• [Problem statement]:
Retype every record exactly. Skip the images.

• [Task material]:
+++++
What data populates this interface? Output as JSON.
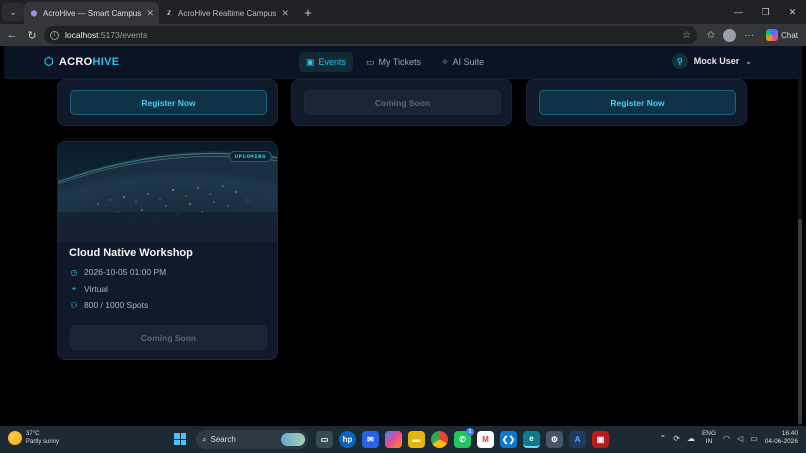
{
  "browser": {
    "tabs": [
      {
        "title": "AcroHive — Smart Campus Events",
        "active": true
      },
      {
        "title": "AcroHive Realtime Campus OS - E",
        "active": false
      }
    ],
    "new_tab": "+",
    "url_host": "localhost",
    "url_path": ":5173/events",
    "chat_label": "Chat"
  },
  "app": {
    "brand_a": "ACRO",
    "brand_b": "HIVE",
    "nav": [
      {
        "label": "Events",
        "icon": "calendar-icon",
        "active": true
      },
      {
        "label": "My Tickets",
        "icon": "ticket-icon",
        "active": false
      },
      {
        "label": "AI Suite",
        "icon": "sparkles-icon",
        "active": false
      }
    ],
    "user_name": "Mock User"
  },
  "cards_top": [
    {
      "button": "Register Now",
      "state": "register"
    },
    {
      "button": "Coming Soon",
      "state": "disabled"
    },
    {
      "button": "Register Now",
      "state": "register"
    }
  ],
  "event": {
    "badge": "UPCOMING",
    "title": "Cloud Native Workshop",
    "datetime": "2026-10-05 01:00 PM",
    "location": "Virtual",
    "spots": "800 / 1000 Spots",
    "button": "Coming Soon"
  },
  "taskbar": {
    "temp": "37°C",
    "condition": "Partly sunny",
    "search": "Search",
    "lang_1": "ENG",
    "lang_2": "IN",
    "time": "16:40",
    "date": "04-06-2026",
    "notification_count": "1"
  },
  "colors": {
    "accent": "#22c3ee",
    "nav_bg": "#0b1424",
    "card_bg": "#101a2b"
  }
}
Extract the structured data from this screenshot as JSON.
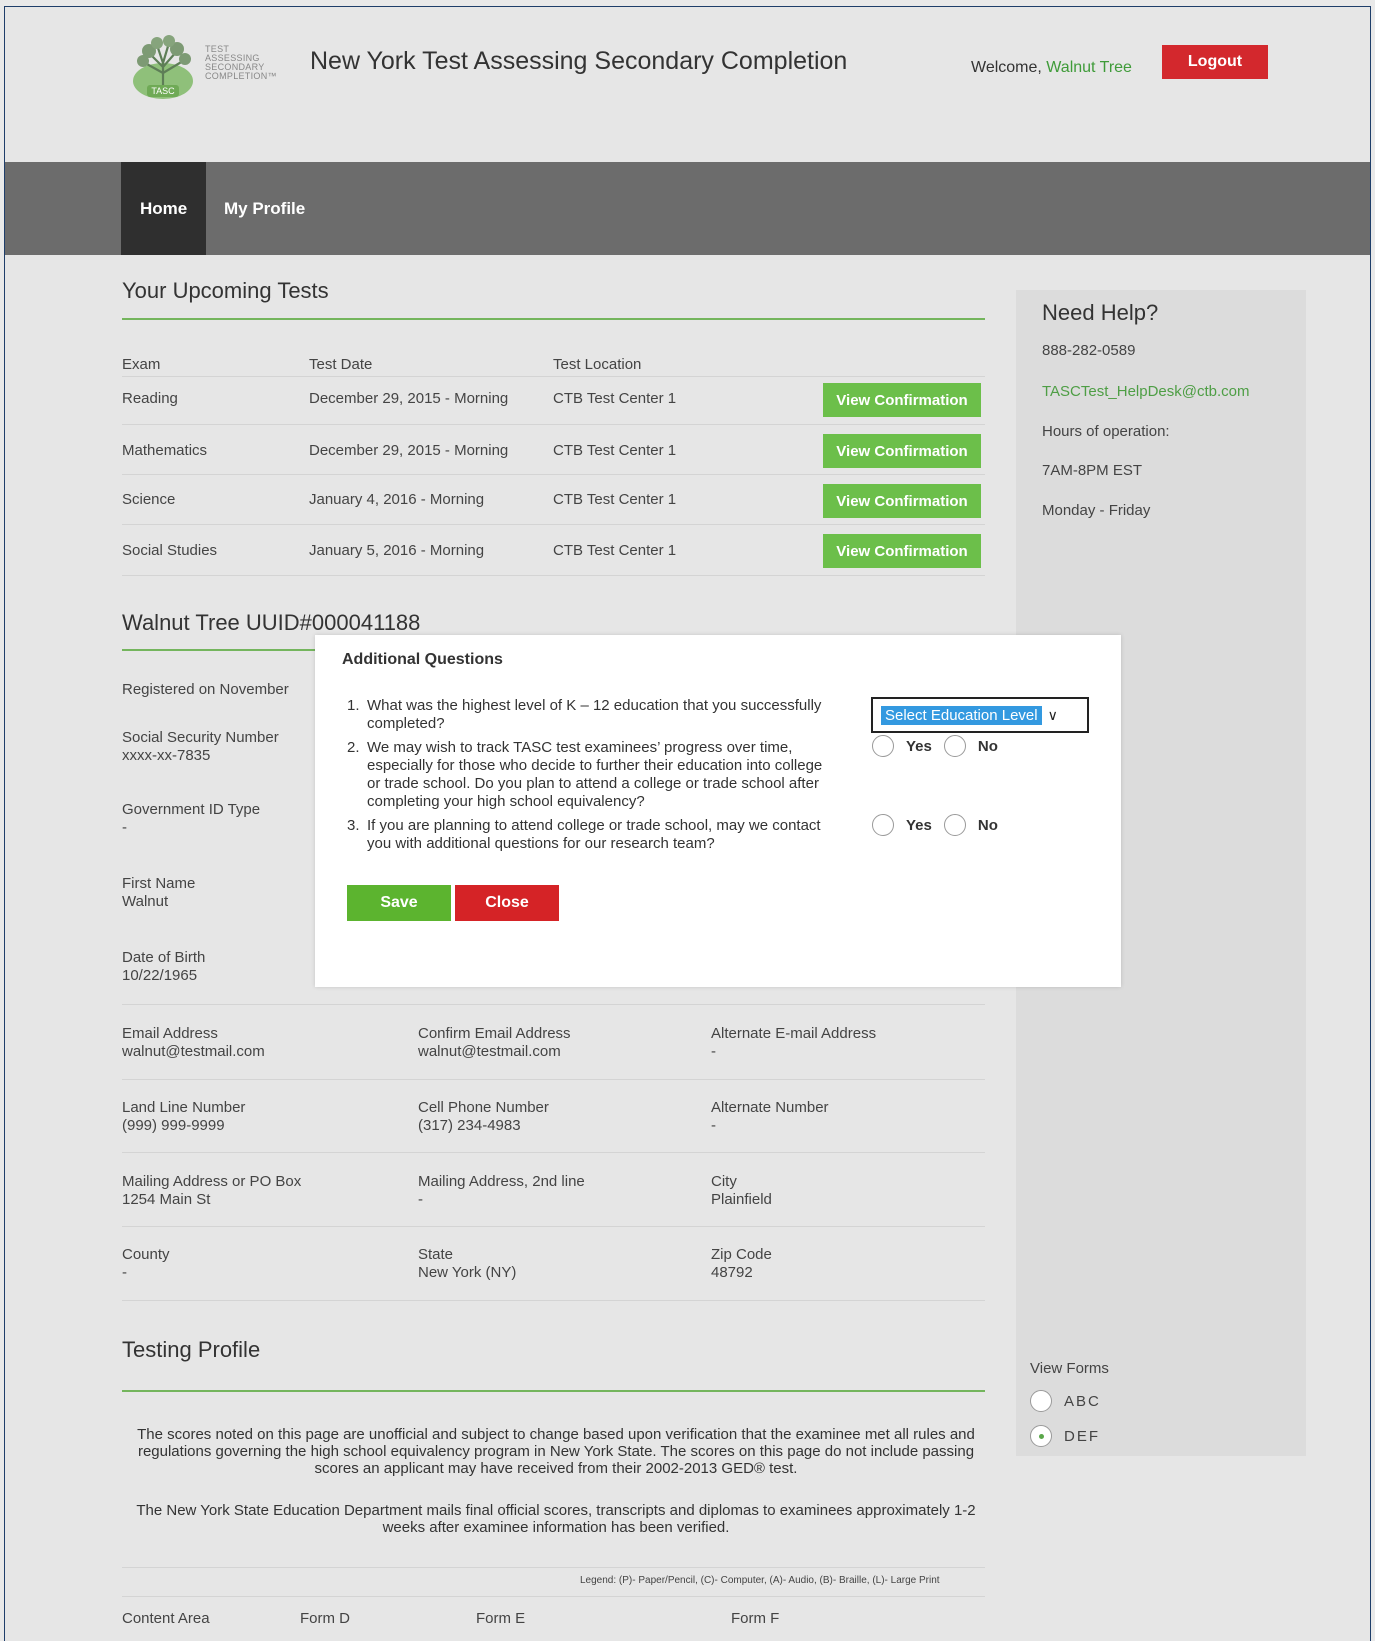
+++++
• [Answer to the problem]:
What data populates this interface? Output as JSON.
{
  "browser": {
    "tabs": [
      {
        "title": "AcroHive — Smart Campus Events",
        "active": true
      },
      {
        "title": "AcroHive Realtime Campus OS - E",
        "active": false
      }
    ],
    "new_tab": "+",
    "url_host": "localhost",
    "url_path": ":5173/events",
    "chat_label": "Chat"
  },
  "app": {
    "brand_a": "ACRO",
    "brand_b": "HIVE",
    "nav": [
      {
        "label": "Events",
        "icon": "calendar-icon",
        "active": true
      },
      {
        "label": "My Tickets",
        "icon": "ticket-icon",
        "active": false
      },
      {
        "label": "AI Suite",
        "icon": "sparkles-icon",
        "active": false
      }
    ],
    "user_name": "Mock User"
  },
  "cards_top": [
    {
      "button": "Register Now",
      "state": "register"
    },
    {
      "button": "Coming Soon",
      "state": "disabled"
    },
    {
      "button": "Register Now",
      "state": "register"
    }
  ],
  "event": {
    "badge": "UPCOMING",
    "title": "Cloud Native Workshop",
    "datetime": "2026-10-05 01:00 PM",
    "location": "Virtual",
    "spots": "800 / 1000 Spots",
    "button": "Coming Soon"
  },
  "taskbar": {
    "temp": "37°C",
    "condition": "Partly sunny",
    "search": "Search",
    "lang_1": "ENG",
    "lang_2": "IN",
    "time": "16:40",
    "date": "04-06-2026",
    "notification_count": "1"
  },
  "colors": {
    "accent": "#22c3ee",
    "nav_bg": "#0b1424",
    "card_bg": "#101a2b"
  }
}
Extract the structured data from this screenshot as JSON.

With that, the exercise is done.